▶ DATA RECORDS:
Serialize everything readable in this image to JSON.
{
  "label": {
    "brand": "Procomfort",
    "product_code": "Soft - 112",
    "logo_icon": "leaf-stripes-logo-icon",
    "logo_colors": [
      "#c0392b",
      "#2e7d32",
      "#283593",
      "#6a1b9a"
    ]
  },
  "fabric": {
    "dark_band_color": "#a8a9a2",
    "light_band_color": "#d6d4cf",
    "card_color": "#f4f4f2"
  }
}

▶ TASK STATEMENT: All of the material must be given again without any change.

▶ ANSWER BELOW:
Serialize everything readable in this image to JSON.
{
  "label": {
    "brand": "Procomfort",
    "product_code": "Soft - 112",
    "logo_icon": "leaf-stripes-logo-icon",
    "logo_colors": [
      "#c0392b",
      "#2e7d32",
      "#283593",
      "#6a1b9a"
    ]
  },
  "fabric": {
    "dark_band_color": "#a8a9a2",
    "light_band_color": "#d6d4cf",
    "card_color": "#f4f4f2"
  }
}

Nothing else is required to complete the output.